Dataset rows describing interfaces

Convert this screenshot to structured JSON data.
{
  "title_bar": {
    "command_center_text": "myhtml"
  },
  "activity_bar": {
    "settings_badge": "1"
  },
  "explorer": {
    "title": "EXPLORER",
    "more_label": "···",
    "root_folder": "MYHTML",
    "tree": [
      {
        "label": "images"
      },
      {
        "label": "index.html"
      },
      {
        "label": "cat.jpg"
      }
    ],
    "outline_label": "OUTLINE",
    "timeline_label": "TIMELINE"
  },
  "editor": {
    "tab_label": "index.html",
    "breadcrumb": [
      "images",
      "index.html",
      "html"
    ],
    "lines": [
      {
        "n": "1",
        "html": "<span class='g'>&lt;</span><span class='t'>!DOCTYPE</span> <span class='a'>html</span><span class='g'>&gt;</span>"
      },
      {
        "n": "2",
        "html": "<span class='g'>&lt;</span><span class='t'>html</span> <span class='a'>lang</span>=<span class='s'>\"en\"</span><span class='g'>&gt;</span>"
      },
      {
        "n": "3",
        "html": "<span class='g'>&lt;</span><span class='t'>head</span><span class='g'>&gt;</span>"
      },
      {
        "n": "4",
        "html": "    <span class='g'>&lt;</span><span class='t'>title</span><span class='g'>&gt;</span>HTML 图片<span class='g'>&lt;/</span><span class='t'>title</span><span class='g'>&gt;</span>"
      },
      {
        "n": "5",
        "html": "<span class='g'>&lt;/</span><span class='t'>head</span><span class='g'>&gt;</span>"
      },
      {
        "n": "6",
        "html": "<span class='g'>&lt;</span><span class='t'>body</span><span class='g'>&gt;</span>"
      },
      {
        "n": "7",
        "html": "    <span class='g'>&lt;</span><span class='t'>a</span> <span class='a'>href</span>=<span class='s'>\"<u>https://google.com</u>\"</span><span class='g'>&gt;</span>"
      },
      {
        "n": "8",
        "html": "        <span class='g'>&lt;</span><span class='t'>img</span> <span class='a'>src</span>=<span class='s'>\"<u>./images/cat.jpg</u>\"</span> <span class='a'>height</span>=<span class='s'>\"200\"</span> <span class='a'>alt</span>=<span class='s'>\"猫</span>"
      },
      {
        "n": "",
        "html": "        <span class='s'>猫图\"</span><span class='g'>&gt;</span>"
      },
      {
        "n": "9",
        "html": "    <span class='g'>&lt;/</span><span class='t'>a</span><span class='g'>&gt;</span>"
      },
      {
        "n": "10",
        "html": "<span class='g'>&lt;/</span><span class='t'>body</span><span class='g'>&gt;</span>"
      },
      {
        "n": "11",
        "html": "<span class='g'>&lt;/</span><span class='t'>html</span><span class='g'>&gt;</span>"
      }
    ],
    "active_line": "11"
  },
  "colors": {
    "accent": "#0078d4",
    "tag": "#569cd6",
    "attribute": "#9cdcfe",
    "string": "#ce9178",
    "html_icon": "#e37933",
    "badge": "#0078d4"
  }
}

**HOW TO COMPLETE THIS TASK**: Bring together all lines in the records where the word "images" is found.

**WRITTEN ANSWER**:
        "label": "images"
      "images",
        "html": "        <span class='g'>&lt;</span><span class='t'>img</span> <span class='a'>src</span>=<span class='s'>\"<u>./images/cat.jpg</u>\"</span> <span class='a'>height</span>=<span class='s'>\"200\"</span> <span class='a'>alt</span>=<span class='s'>\"猫</span>"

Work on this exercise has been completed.